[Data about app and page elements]
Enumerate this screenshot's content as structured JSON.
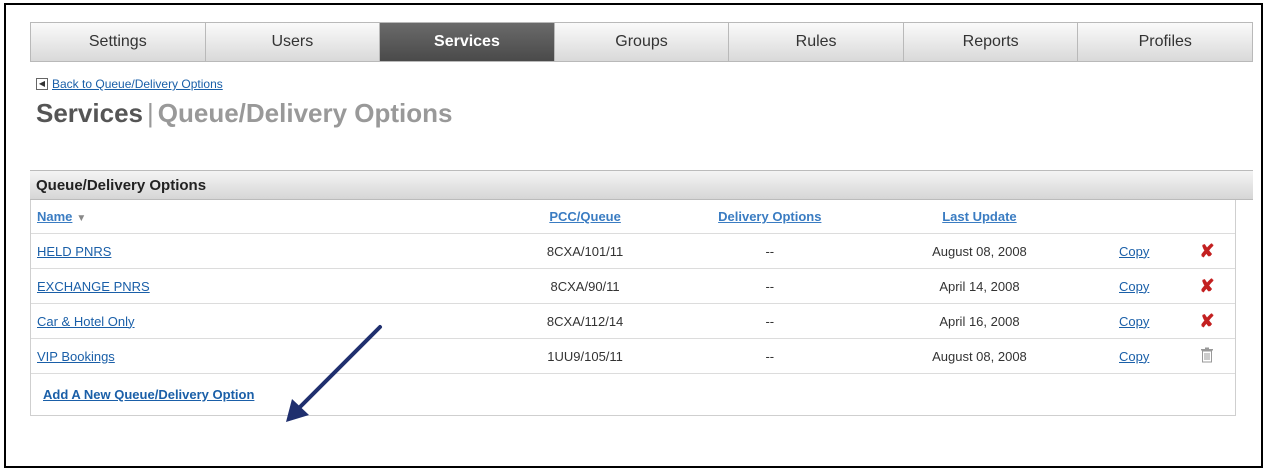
{
  "tabs": [
    "Settings",
    "Users",
    "Services",
    "Groups",
    "Rules",
    "Reports",
    "Profiles"
  ],
  "active_tab": "Services",
  "back_link": "Back to Queue/Delivery Options",
  "title": {
    "main": "Services",
    "separator": "|",
    "sub": "Queue/Delivery Options"
  },
  "panel": {
    "header": "Queue/Delivery Options",
    "columns": {
      "name": "Name",
      "pcc": "PCC/Queue",
      "delivery": "Delivery Options",
      "updated": "Last Update"
    },
    "rows": [
      {
        "name": "HELD PNRS",
        "pcc": "8CXA/101/11",
        "delivery": "--",
        "updated": "August 08, 2008",
        "copy": "Copy",
        "action": "delete"
      },
      {
        "name": "EXCHANGE PNRS",
        "pcc": "8CXA/90/11",
        "delivery": "--",
        "updated": "April 14, 2008",
        "copy": "Copy",
        "action": "delete"
      },
      {
        "name": "Car & Hotel Only",
        "pcc": "8CXA/112/14",
        "delivery": "--",
        "updated": "April 16, 2008",
        "copy": "Copy",
        "action": "delete"
      },
      {
        "name": "VIP Bookings",
        "pcc": "1UU9/105/11",
        "delivery": "--",
        "updated": "August 08, 2008",
        "copy": "Copy",
        "action": "trash"
      }
    ],
    "add_link": "Add A New Queue/Delivery Option"
  },
  "icons": {
    "sort": "sort-down-icon",
    "delete": "delete-x-icon",
    "trash": "trash-icon",
    "back": "back-arrow-icon"
  },
  "colors": {
    "link": "#1a5fa8",
    "active_tab": "#555555",
    "delete": "#c32020",
    "arrow": "#1f2f6e"
  }
}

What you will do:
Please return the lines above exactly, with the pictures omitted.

Exercise result:
Enumerate this screenshot's content as structured JSON.
{
  "tabs": [
    "Settings",
    "Users",
    "Services",
    "Groups",
    "Rules",
    "Reports",
    "Profiles"
  ],
  "active_tab": "Services",
  "back_link": "Back to Queue/Delivery Options",
  "title": {
    "main": "Services",
    "separator": "|",
    "sub": "Queue/Delivery Options"
  },
  "panel": {
    "header": "Queue/Delivery Options",
    "columns": {
      "name": "Name",
      "pcc": "PCC/Queue",
      "delivery": "Delivery Options",
      "updated": "Last Update"
    },
    "rows": [
      {
        "name": "HELD PNRS",
        "pcc": "8CXA/101/11",
        "delivery": "--",
        "updated": "August 08, 2008",
        "copy": "Copy",
        "action": "delete"
      },
      {
        "name": "EXCHANGE PNRS",
        "pcc": "8CXA/90/11",
        "delivery": "--",
        "updated": "April 14, 2008",
        "copy": "Copy",
        "action": "delete"
      },
      {
        "name": "Car & Hotel Only",
        "pcc": "8CXA/112/14",
        "delivery": "--",
        "updated": "April 16, 2008",
        "copy": "Copy",
        "action": "delete"
      },
      {
        "name": "VIP Bookings",
        "pcc": "1UU9/105/11",
        "delivery": "--",
        "updated": "August 08, 2008",
        "copy": "Copy",
        "action": "trash"
      }
    ],
    "add_link": "Add A New Queue/Delivery Option"
  },
  "icons": {
    "sort": "sort-down-icon",
    "delete": "delete-x-icon",
    "trash": "trash-icon",
    "back": "back-arrow-icon"
  },
  "colors": {
    "link": "#1a5fa8",
    "active_tab": "#555555",
    "delete": "#c32020",
    "arrow": "#1f2f6e"
  }
}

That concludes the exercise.